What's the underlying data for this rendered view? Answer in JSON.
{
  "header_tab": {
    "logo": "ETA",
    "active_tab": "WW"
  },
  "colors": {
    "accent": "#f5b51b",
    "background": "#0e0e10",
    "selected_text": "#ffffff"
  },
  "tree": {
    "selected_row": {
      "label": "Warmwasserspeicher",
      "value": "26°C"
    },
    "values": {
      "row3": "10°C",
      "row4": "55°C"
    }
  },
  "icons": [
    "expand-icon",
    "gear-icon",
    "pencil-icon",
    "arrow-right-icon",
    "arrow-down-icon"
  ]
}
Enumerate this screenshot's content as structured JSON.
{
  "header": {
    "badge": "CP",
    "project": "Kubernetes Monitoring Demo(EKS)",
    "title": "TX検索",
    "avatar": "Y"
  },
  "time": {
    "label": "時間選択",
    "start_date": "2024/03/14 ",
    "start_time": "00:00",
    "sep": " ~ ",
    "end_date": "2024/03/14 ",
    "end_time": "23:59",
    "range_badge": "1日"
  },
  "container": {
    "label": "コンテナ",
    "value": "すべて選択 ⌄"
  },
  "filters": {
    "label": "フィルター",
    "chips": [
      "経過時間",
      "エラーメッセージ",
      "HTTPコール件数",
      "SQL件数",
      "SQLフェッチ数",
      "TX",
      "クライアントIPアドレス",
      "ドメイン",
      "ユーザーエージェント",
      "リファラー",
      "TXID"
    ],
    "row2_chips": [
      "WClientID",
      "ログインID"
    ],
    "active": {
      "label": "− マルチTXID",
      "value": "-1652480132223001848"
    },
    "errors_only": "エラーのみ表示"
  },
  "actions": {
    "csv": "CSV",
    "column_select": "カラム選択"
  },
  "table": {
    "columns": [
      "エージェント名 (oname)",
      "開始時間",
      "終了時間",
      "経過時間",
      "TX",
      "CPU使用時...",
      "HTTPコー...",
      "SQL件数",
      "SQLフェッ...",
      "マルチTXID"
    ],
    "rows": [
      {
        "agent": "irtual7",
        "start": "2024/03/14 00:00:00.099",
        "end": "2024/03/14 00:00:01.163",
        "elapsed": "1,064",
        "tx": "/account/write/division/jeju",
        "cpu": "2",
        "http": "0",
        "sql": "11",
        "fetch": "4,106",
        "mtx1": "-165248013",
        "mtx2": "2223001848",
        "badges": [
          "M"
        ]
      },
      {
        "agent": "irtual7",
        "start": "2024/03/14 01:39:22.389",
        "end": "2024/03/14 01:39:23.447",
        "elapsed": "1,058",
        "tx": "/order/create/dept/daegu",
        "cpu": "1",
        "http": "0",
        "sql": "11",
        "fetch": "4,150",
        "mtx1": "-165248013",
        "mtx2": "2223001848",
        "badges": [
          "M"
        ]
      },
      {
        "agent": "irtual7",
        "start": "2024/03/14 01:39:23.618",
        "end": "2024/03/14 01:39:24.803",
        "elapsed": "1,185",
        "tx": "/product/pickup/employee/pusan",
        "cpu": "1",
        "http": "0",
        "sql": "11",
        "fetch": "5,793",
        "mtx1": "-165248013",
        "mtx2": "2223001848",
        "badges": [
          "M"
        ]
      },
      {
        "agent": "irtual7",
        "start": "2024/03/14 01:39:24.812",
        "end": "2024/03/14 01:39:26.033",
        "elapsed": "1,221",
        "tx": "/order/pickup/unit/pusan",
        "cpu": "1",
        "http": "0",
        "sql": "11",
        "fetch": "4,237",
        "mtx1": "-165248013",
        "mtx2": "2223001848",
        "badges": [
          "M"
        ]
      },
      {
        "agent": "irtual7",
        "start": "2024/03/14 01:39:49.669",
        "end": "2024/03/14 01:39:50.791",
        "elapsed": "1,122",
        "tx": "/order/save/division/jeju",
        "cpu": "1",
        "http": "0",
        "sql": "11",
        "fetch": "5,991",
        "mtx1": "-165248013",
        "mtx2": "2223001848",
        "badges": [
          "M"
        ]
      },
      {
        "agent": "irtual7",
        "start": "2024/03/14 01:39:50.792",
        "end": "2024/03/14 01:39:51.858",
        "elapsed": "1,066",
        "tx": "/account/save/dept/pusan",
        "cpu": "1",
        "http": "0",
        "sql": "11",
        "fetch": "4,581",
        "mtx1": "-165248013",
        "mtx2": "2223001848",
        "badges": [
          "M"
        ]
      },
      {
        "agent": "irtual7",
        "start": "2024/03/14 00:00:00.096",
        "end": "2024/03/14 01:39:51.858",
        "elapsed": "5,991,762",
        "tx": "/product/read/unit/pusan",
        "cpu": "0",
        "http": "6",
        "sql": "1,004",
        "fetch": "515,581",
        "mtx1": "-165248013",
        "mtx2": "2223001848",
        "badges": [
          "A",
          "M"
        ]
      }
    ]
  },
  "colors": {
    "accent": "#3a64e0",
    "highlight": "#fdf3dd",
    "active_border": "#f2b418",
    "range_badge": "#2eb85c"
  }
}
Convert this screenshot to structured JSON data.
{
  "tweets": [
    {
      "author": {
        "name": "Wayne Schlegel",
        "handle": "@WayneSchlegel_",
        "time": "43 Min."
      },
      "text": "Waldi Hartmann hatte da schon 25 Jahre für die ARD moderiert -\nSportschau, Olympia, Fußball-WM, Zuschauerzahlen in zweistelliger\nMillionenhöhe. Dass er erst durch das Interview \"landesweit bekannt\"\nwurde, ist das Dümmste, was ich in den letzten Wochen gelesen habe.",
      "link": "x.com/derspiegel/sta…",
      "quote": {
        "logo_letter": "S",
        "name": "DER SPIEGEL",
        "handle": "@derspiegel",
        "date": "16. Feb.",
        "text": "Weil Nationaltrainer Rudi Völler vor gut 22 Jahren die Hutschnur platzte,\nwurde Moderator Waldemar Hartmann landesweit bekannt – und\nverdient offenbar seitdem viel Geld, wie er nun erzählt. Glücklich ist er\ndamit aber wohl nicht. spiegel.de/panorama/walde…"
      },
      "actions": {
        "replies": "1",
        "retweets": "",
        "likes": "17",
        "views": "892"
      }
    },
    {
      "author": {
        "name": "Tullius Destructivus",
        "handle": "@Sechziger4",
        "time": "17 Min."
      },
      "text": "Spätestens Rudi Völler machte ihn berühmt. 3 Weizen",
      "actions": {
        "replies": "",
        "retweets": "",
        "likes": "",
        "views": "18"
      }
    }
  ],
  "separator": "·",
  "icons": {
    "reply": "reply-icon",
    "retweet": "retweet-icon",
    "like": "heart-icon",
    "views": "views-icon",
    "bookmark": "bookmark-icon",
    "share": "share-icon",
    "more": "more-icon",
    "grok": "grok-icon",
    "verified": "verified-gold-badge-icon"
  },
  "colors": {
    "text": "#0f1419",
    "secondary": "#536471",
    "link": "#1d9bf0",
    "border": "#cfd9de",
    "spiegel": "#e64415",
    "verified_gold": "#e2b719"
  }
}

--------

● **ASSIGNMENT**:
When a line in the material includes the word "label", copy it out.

● **THE ANSWER**:
      "label": "Warmwasserspeicher",
    "label": "時間選択",
    "label": "コンテナ",
    "label": "フィルター",
      "label": "− マルチTXID",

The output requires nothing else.